The problem, said Mr. Kursh, is that "the [online] CD stores are not built for BargainFinder to come in, and its creators have had to reverse engineer a way to do that. This makes it somewhat fragile, and if somebody makes changes in their CD store on the Web, then BargainFinder will probably have problems."
Within days after BargainFinder was launched, some online retailers took steps to make it more difficult for the software to access their databases. Some retailers changed their thinking and agreed to cooperate with Andersen; others, however, continue to resist.
"An important part of what we wanted to learn in the experiment was to find out not only how customers but also how retailers would react to agents," said Bruce Krulwich, BargainFinder's creator.
Mr. Kursh predicts that "sell-side" agent technology may work better than "buy-side" technology, and expects to see electronic shopping services based on eShop software-and that incorporate sell-side agents-in full operation this fall. "Sell-side agents will help you find the best products for you," Mr. Kursh said. "They will give you coupons as you shop, make suggestions and do the same kinds of things that a good [human] salesperson at a store would do."
His company is field-testing electronic shopping services with such retailers as Tower Records, The Good Guys, 800-FLOWERS and Spiegel.
Perhaps most intriguing is the potential impact of applying the technology to the grocery industry, a notion that raises the prospect of a fundamental restructuring of that part of the retail sector.
"Walking a grocery store like you were picking merchandise in a warehouse is a waste of people's time, and it forces retailers to maintain a lot of space," said Mr. Johnson of Andersen Consulting. Smart agents combined with online ordering are poised to reshape this approach.
Smart agents also can be seen as part of a more general phenomenon.

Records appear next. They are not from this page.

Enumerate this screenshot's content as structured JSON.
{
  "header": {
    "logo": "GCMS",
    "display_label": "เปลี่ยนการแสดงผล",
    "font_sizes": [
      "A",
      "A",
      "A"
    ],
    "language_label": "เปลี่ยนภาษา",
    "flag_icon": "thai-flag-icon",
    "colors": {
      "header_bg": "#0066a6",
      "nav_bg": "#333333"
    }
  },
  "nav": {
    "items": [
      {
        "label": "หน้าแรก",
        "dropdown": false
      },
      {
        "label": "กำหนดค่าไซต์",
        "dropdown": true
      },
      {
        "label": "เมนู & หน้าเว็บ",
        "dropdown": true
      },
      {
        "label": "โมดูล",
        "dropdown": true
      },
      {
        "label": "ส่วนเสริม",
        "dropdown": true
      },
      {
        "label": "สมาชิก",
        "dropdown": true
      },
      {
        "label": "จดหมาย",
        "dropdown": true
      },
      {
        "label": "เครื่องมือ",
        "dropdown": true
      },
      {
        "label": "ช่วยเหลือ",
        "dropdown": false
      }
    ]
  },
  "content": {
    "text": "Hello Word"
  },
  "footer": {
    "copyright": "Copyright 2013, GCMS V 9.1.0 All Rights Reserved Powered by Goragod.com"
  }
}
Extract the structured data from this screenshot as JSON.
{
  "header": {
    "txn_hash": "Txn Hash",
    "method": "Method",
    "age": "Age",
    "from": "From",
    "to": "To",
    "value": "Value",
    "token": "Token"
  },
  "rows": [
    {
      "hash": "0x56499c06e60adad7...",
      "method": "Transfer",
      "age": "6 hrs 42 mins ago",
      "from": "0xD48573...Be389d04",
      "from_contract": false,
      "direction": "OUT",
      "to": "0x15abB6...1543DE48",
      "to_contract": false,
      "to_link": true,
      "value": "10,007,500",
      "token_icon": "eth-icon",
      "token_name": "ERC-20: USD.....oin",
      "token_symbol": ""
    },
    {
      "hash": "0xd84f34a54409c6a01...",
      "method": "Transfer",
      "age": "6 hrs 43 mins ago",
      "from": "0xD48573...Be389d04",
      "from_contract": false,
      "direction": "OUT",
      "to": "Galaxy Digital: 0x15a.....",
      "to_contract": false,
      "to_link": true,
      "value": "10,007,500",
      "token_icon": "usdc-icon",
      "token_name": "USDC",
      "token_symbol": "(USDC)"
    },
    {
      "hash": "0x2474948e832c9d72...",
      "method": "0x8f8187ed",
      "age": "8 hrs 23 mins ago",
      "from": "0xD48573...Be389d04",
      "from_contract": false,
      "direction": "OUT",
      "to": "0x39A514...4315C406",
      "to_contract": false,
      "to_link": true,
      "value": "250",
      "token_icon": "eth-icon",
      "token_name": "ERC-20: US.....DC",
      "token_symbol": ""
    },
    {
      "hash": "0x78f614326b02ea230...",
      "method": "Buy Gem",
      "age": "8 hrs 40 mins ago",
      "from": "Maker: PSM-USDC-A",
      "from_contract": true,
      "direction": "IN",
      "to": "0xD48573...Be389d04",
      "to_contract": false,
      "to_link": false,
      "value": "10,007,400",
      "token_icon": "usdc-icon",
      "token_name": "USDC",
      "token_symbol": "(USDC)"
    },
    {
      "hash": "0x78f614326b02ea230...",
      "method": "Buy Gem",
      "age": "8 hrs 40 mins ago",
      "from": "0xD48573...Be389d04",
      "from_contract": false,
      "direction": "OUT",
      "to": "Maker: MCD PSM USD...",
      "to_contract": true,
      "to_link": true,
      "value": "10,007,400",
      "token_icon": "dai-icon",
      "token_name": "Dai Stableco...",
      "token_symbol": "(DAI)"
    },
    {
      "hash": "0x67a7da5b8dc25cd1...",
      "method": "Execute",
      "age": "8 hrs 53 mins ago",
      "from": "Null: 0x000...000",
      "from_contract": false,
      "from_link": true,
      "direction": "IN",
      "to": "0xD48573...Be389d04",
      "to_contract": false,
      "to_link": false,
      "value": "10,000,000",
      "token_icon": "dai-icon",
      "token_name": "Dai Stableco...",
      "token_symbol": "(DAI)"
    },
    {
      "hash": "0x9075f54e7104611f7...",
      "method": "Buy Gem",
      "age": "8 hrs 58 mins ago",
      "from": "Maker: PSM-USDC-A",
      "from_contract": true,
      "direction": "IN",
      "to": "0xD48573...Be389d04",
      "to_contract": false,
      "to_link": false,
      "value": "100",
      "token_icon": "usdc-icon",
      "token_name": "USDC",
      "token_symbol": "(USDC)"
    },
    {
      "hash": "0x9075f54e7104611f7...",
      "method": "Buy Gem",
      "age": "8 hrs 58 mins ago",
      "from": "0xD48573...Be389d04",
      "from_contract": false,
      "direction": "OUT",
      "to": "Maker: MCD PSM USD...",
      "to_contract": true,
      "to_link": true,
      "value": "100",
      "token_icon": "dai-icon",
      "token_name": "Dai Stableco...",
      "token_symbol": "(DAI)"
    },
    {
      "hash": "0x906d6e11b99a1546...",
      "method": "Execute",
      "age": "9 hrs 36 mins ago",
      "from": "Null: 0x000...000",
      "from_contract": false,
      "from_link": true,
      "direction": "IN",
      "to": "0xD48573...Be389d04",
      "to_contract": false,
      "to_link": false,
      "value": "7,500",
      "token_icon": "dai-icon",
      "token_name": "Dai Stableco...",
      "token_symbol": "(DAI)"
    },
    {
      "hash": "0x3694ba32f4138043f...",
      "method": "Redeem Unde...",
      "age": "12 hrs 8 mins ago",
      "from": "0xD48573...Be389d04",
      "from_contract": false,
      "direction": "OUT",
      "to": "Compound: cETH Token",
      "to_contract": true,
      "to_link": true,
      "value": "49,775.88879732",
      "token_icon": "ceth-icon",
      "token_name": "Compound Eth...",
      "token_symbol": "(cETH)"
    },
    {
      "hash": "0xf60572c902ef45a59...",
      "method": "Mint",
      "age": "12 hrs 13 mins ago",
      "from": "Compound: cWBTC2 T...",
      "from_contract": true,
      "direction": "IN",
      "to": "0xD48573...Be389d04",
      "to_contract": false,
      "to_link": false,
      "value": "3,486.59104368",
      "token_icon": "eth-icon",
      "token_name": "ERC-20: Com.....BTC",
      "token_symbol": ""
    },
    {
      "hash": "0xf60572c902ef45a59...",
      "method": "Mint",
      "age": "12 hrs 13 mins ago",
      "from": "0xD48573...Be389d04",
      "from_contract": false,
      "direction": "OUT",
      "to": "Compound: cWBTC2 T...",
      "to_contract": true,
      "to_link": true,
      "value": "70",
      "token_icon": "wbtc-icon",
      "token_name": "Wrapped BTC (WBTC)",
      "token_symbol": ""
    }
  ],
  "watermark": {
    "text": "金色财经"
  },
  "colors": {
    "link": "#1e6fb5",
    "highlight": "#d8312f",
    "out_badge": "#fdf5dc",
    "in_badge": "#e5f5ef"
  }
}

According to the Yankee Group's Mr. May, "This is part of a very large trend to cut out middlemen and to more closely link consumers directly with suppliers. The intense global competition is pushing us inexorably toward efforts to reduce inventory stocks in a broad range of products and drive out unnecessary cost."